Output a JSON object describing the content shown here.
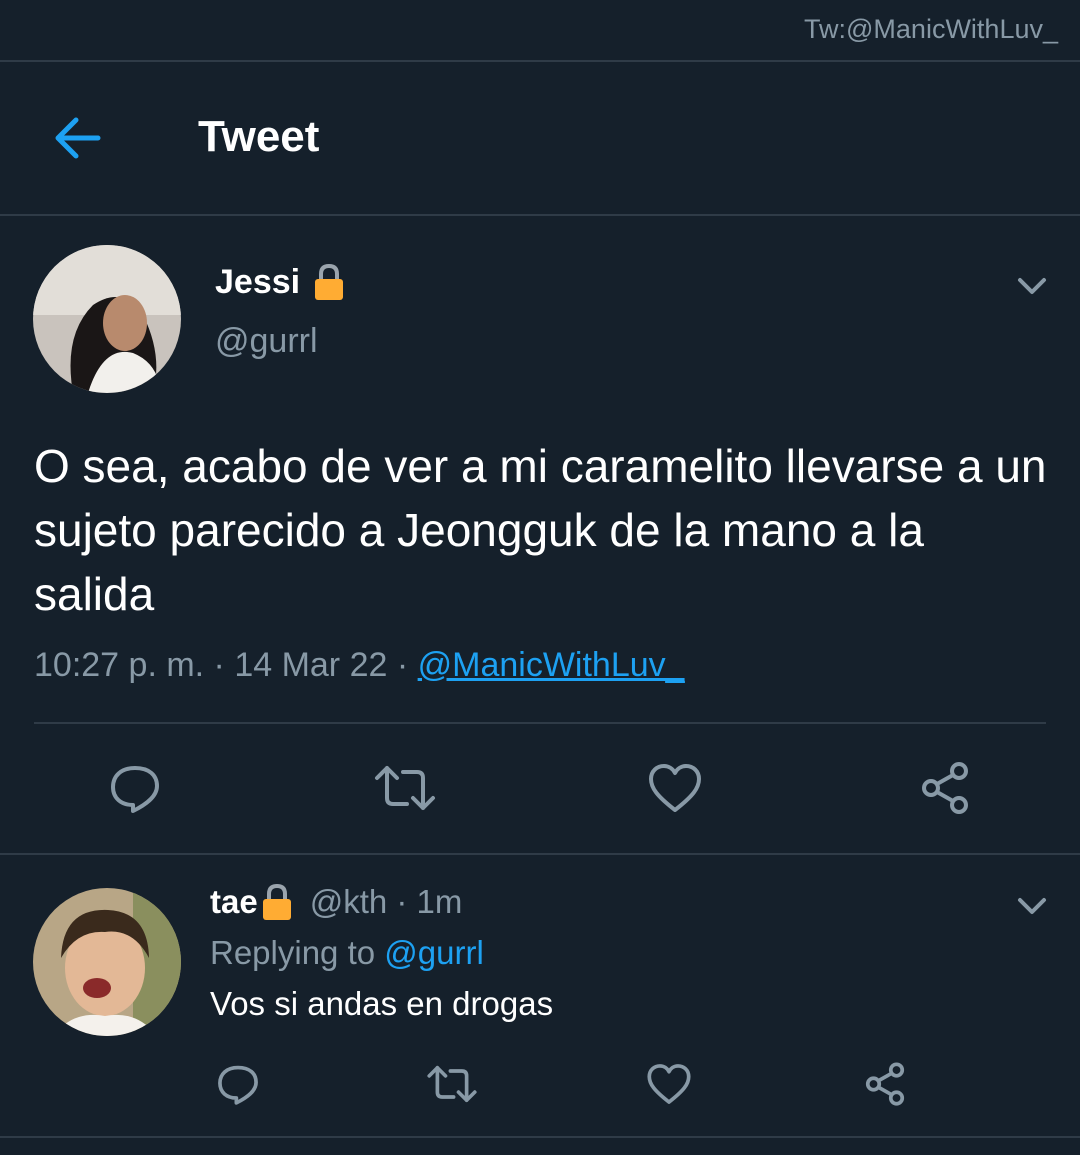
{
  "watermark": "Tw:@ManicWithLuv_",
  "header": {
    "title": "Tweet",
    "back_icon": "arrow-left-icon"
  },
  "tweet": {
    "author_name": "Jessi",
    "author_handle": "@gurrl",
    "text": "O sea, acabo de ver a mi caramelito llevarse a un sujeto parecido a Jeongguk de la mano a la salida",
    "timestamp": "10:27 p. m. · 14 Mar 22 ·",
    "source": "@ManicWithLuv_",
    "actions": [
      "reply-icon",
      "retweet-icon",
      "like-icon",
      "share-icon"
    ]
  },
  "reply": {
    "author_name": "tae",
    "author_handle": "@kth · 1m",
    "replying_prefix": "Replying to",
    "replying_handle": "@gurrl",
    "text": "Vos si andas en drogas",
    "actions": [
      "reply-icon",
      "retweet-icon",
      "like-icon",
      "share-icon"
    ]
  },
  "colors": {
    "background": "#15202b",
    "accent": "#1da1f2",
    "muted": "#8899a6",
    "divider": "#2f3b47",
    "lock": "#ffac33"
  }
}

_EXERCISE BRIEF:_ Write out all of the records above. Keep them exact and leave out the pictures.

_SOLUTION FOR THIS TASK:_
Output a JSON object describing the content shown here.
{
  "watermark": "Tw:@ManicWithLuv_",
  "header": {
    "title": "Tweet",
    "back_icon": "arrow-left-icon"
  },
  "tweet": {
    "author_name": "Jessi",
    "author_handle": "@gurrl",
    "text": "O sea, acabo de ver a mi caramelito llevarse a un sujeto parecido a Jeongguk de la mano a la salida",
    "timestamp": "10:27 p. m. · 14 Mar 22 ·",
    "source": "@ManicWithLuv_",
    "actions": [
      "reply-icon",
      "retweet-icon",
      "like-icon",
      "share-icon"
    ]
  },
  "reply": {
    "author_name": "tae",
    "author_handle": "@kth · 1m",
    "replying_prefix": "Replying to",
    "replying_handle": "@gurrl",
    "text": "Vos si andas en drogas",
    "actions": [
      "reply-icon",
      "retweet-icon",
      "like-icon",
      "share-icon"
    ]
  },
  "colors": {
    "background": "#15202b",
    "accent": "#1da1f2",
    "muted": "#8899a6",
    "divider": "#2f3b47",
    "lock": "#ffac33"
  }
}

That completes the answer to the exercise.